[Start of section]

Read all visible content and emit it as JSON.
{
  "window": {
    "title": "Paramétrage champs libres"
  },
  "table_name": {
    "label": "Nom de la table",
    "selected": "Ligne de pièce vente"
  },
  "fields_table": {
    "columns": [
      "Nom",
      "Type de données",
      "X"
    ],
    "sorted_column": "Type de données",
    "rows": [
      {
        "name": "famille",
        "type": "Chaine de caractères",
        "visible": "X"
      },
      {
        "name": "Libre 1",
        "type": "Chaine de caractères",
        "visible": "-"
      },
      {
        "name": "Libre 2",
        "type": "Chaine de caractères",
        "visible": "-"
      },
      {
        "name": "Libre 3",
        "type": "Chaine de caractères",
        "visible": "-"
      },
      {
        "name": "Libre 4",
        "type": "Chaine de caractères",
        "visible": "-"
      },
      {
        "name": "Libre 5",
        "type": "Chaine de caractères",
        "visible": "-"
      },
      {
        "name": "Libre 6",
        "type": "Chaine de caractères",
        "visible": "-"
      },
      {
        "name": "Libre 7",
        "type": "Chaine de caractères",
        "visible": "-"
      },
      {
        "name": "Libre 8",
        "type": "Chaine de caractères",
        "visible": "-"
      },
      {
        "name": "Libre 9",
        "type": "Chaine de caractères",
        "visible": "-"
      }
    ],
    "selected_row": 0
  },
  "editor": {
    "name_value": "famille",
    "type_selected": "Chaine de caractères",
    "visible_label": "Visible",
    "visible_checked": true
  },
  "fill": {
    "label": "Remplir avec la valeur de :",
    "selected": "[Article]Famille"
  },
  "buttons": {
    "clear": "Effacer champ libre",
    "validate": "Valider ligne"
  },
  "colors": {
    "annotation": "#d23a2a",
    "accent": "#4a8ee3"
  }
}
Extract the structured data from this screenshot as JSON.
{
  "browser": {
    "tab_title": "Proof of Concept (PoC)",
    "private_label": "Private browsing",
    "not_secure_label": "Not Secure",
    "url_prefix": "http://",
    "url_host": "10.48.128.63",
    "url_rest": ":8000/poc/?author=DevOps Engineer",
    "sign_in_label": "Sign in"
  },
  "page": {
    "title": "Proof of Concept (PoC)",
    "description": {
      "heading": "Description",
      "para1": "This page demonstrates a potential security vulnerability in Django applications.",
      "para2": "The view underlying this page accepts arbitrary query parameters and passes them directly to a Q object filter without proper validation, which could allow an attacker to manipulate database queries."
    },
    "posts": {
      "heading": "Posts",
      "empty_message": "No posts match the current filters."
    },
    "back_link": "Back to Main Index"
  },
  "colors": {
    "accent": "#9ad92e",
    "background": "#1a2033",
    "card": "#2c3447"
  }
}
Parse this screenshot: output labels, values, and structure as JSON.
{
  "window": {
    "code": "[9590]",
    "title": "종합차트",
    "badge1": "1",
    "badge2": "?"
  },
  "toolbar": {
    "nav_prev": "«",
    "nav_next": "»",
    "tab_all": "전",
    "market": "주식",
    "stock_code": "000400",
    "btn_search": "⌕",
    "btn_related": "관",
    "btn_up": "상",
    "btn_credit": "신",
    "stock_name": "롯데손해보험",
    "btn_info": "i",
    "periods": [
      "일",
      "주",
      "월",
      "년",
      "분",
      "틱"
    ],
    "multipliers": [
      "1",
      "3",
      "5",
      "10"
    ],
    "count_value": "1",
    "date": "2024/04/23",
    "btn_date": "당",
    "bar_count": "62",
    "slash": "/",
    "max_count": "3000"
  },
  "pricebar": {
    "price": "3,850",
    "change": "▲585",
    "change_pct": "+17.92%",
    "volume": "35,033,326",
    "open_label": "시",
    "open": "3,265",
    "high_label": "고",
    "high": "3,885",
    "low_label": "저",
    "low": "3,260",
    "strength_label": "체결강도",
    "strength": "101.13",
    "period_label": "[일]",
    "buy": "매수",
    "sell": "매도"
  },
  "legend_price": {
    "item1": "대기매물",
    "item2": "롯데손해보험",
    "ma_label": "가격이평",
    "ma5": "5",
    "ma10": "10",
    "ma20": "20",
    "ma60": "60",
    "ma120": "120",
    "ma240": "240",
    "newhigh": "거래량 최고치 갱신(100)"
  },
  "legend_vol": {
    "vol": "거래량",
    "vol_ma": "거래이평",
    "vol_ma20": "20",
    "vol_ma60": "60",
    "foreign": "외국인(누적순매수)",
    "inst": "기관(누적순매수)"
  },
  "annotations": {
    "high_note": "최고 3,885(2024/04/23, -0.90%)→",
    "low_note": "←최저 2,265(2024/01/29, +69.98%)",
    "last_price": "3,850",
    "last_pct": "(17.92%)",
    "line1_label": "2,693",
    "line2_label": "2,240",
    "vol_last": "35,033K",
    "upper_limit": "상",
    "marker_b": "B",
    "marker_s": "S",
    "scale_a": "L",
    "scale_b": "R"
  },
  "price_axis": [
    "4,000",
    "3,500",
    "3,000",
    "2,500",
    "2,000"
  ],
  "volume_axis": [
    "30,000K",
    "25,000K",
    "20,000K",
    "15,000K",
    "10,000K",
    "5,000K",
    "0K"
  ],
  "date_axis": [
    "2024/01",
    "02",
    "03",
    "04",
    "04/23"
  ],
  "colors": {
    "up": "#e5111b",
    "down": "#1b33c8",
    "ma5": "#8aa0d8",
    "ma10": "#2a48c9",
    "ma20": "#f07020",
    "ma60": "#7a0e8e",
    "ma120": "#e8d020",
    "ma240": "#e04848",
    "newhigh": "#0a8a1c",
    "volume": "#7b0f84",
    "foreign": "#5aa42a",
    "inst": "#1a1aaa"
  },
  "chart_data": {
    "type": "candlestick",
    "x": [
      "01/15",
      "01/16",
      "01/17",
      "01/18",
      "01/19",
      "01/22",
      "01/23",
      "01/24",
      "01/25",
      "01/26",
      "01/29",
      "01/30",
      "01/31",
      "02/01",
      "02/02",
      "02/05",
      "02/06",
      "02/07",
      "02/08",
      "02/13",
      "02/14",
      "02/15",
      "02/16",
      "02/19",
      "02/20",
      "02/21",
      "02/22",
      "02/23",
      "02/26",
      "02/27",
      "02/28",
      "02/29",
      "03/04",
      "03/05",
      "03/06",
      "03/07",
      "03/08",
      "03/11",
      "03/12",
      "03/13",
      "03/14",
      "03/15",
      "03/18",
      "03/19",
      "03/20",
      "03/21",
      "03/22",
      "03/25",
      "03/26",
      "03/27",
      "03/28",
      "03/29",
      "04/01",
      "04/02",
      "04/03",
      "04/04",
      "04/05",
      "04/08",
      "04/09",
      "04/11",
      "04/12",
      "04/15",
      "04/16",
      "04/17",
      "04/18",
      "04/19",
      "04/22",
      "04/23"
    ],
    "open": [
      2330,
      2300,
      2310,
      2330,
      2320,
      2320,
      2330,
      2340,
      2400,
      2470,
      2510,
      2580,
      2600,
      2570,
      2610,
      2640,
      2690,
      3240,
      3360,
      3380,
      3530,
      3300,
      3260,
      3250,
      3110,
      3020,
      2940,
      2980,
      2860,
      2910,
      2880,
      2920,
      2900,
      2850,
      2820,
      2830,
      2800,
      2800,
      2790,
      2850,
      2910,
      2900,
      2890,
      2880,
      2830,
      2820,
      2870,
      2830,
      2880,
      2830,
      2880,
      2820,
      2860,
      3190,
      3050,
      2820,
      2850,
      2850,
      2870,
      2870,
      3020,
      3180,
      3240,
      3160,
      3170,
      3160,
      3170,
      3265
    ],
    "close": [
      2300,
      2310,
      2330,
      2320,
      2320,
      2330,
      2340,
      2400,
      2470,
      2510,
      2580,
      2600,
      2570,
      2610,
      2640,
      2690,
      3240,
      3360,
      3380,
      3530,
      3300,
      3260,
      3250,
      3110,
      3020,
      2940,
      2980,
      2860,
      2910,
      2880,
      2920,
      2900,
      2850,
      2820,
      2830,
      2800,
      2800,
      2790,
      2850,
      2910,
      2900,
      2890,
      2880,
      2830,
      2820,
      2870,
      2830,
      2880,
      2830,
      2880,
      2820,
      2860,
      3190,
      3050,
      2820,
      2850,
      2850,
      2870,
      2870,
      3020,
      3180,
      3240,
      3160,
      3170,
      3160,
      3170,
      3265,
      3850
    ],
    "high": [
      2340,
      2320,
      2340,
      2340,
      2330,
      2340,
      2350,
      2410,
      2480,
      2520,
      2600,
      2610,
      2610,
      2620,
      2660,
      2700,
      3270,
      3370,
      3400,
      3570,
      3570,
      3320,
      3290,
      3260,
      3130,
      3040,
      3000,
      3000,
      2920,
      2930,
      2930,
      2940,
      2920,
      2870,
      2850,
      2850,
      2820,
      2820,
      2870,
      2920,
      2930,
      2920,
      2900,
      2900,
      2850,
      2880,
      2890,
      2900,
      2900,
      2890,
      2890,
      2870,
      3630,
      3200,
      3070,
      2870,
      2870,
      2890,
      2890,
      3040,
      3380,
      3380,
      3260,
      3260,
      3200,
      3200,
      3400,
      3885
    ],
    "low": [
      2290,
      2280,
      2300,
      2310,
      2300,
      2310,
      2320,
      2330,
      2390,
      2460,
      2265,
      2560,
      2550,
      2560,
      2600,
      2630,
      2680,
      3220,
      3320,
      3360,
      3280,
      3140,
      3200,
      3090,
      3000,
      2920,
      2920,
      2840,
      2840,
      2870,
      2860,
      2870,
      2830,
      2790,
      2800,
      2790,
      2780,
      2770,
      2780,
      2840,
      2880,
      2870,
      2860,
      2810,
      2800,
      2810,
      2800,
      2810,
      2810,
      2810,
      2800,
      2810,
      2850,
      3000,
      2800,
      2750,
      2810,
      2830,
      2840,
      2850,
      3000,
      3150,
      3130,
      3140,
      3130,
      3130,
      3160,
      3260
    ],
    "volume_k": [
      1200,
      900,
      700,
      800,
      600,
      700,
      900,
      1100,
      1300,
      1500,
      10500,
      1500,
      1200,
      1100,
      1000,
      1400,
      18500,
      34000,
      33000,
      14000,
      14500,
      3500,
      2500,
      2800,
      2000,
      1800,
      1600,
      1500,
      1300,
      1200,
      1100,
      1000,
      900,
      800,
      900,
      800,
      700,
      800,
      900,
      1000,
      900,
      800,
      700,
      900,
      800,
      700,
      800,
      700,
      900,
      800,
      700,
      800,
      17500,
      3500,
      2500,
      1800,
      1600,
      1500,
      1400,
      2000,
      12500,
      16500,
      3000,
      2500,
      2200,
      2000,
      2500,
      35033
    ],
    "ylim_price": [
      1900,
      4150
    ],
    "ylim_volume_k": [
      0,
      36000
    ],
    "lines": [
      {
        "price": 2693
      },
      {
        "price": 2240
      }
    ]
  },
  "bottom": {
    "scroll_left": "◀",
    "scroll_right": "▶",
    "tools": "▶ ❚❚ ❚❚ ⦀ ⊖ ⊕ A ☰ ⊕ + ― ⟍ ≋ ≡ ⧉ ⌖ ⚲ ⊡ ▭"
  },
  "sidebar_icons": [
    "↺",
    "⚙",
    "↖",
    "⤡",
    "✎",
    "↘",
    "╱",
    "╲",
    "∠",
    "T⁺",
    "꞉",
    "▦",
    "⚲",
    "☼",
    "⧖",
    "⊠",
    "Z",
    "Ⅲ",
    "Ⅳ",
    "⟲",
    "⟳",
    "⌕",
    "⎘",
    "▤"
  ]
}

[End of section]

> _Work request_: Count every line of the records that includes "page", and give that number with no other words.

> _Exercise result_: 3